---------- TASK INPUT

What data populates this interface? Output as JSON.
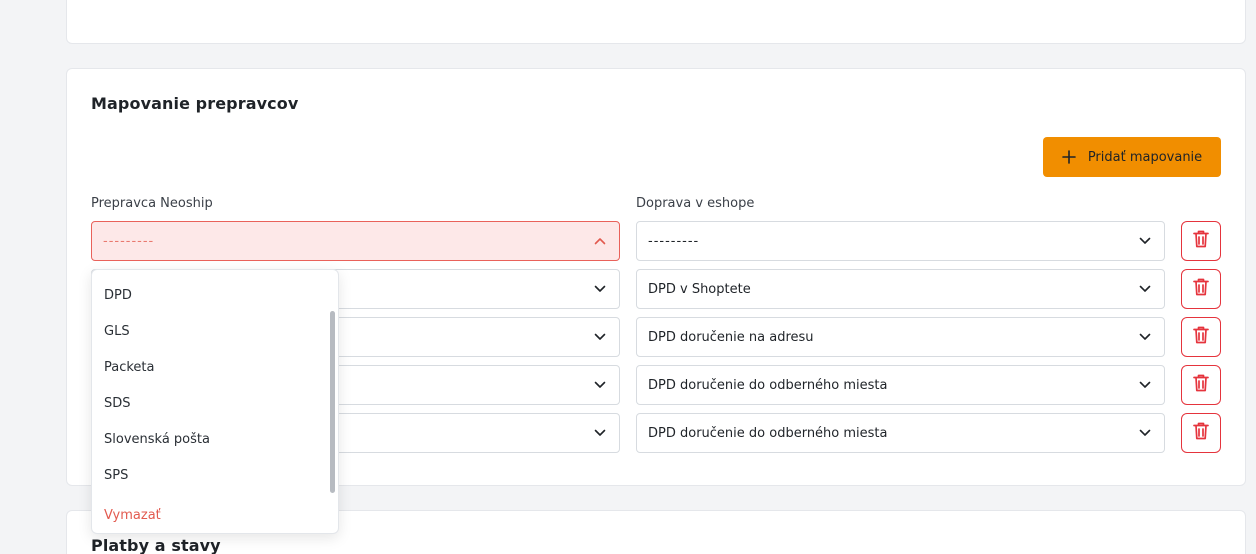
{
  "sections": {
    "carrier_mapping_title": "Mapovanie prepravcov",
    "payments_title": "Platby a stavy"
  },
  "actions": {
    "add_mapping_label": "Pridať mapovanie"
  },
  "columns": {
    "neoship_carrier": "Prepravca Neoship",
    "eshop_shipping": "Doprava v eshope"
  },
  "rows": [
    {
      "carrier": "---------",
      "shipping": "---------",
      "carrier_state": "error-open"
    },
    {
      "carrier": "",
      "shipping": "DPD v Shoptete"
    },
    {
      "carrier": "",
      "shipping": "DPD doručenie na adresu"
    },
    {
      "carrier": "",
      "shipping": "DPD doručenie do odberného miesta"
    },
    {
      "carrier": "",
      "shipping": "DPD doručenie do odberného miesta"
    }
  ],
  "dropdown": {
    "options": [
      "DPD",
      "GLS",
      "Packeta",
      "SDS",
      "Slovenská pošta",
      "SPS"
    ],
    "clear_label": "Vymazať"
  },
  "colors": {
    "accent": "#f18e00",
    "danger": "#e5343d",
    "error_bg": "#fde8e8",
    "error_border": "#e9615a"
  },
  "icons": {
    "add": "plus-icon",
    "select": "chevron-down-icon",
    "select_open": "chevron-up-icon",
    "delete": "trash-icon"
  }
}
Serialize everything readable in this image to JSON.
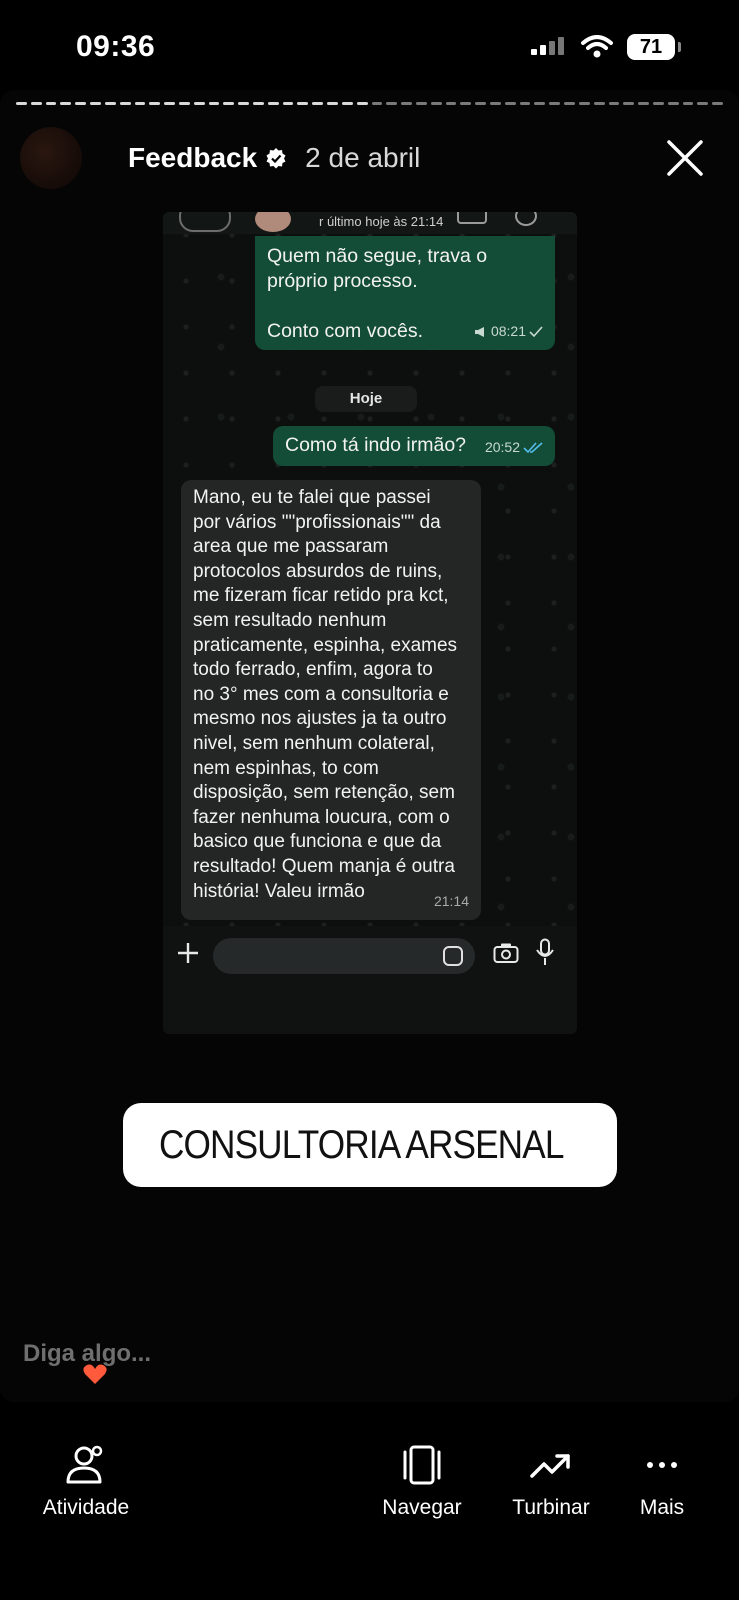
{
  "status_bar": {
    "time": "09:36",
    "battery": "71"
  },
  "story": {
    "account_name": "Feedback",
    "date": "2 de abril"
  },
  "chat": {
    "last_seen": "r último hoje às 21:14",
    "messages": [
      {
        "direction": "outgoing",
        "line1": "Quem não segue, trava o",
        "line2": "próprio processo.",
        "line3": "Conto com vocês.",
        "time": "08:21"
      },
      {
        "direction": "outgoing",
        "text": "Como tá indo irmão?",
        "time": "20:52"
      },
      {
        "direction": "incoming",
        "lines": [
          "Mano, eu te falei que passei",
          "por vários \"\"profissionais\"\" da",
          "area que me passaram",
          "protocolos absurdos de ruins,",
          "me fizeram ficar retido pra kct,",
          "sem resultado nenhum",
          "praticamente, espinha, exames",
          "todo ferrado, enfim, agora to",
          "no 3° mes com a consultoria e",
          "mesmo nos ajustes ja ta outro",
          "nivel, sem nenhum colateral,",
          "nem espinhas, to com",
          "disposição, sem retenção, sem",
          "fazer nenhuma loucura, com o",
          "basico que funciona e que da",
          "resultado! Quem manja é outra",
          "história! Valeu irmão"
        ],
        "time": "21:14"
      }
    ],
    "day_label": "Hoje"
  },
  "link_sticker": {
    "label": "CONSULTORIA ARSENAL"
  },
  "reply": {
    "placeholder": "Diga algo..."
  },
  "nav": {
    "activity": "Atividade",
    "browse": "Navegar",
    "boost": "Turbinar",
    "more": "Mais"
  }
}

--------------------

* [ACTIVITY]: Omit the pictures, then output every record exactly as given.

* [PROBLEM SOLUTION]:
What data populates this interface? Output as JSON.
{
  "sections": {
    "carrier_mapping_title": "Mapovanie prepravcov",
    "payments_title": "Platby a stavy"
  },
  "actions": {
    "add_mapping_label": "Pridať mapovanie"
  },
  "columns": {
    "neoship_carrier": "Prepravca Neoship",
    "eshop_shipping": "Doprava v eshope"
  },
  "rows": [
    {
      "carrier": "---------",
      "shipping": "---------",
      "carrier_state": "error-open"
    },
    {
      "carrier": "",
      "shipping": "DPD v Shoptete"
    },
    {
      "carrier": "",
      "shipping": "DPD doručenie na adresu"
    },
    {
      "carrier": "",
      "shipping": "DPD doručenie do odberného miesta"
    },
    {
      "carrier": "",
      "shipping": "DPD doručenie do odberného miesta"
    }
  ],
  "dropdown": {
    "options": [
      "DPD",
      "GLS",
      "Packeta",
      "SDS",
      "Slovenská pošta",
      "SPS"
    ],
    "clear_label": "Vymazať"
  },
  "colors": {
    "accent": "#f18e00",
    "danger": "#e5343d",
    "error_bg": "#fde8e8",
    "error_border": "#e9615a"
  },
  "icons": {
    "add": "plus-icon",
    "select": "chevron-down-icon",
    "select_open": "chevron-up-icon",
    "delete": "trash-icon"
  }
}
Serialize everything readable in this image to JSON.
{
  "status_bar": {
    "time": "09:36",
    "battery": "71"
  },
  "story": {
    "account_name": "Feedback",
    "date": "2 de abril"
  },
  "chat": {
    "last_seen": "r último hoje às 21:14",
    "messages": [
      {
        "direction": "outgoing",
        "line1": "Quem não segue, trava o",
        "line2": "próprio processo.",
        "line3": "Conto com vocês.",
        "time": "08:21"
      },
      {
        "direction": "outgoing",
        "text": "Como tá indo irmão?",
        "time": "20:52"
      },
      {
        "direction": "incoming",
        "lines": [
          "Mano, eu te falei que passei",
          "por vários \"\"profissionais\"\" da",
          "area que me passaram",
          "protocolos absurdos de ruins,",
          "me fizeram ficar retido pra kct,",
          "sem resultado nenhum",
          "praticamente, espinha, exames",
          "todo ferrado, enfim, agora to",
          "no 3° mes com a consultoria e",
          "mesmo nos ajustes ja ta outro",
          "nivel, sem nenhum colateral,",
          "nem espinhas, to com",
          "disposição, sem retenção, sem",
          "fazer nenhuma loucura, com o",
          "basico que funciona e que da",
          "resultado! Quem manja é outra",
          "história! Valeu irmão"
        ],
        "time": "21:14"
      }
    ],
    "day_label": "Hoje"
  },
  "link_sticker": {
    "label": "CONSULTORIA ARSENAL"
  },
  "reply": {
    "placeholder": "Diga algo..."
  },
  "nav": {
    "activity": "Atividade",
    "browse": "Navegar",
    "boost": "Turbinar",
    "more": "Mais"
  }
}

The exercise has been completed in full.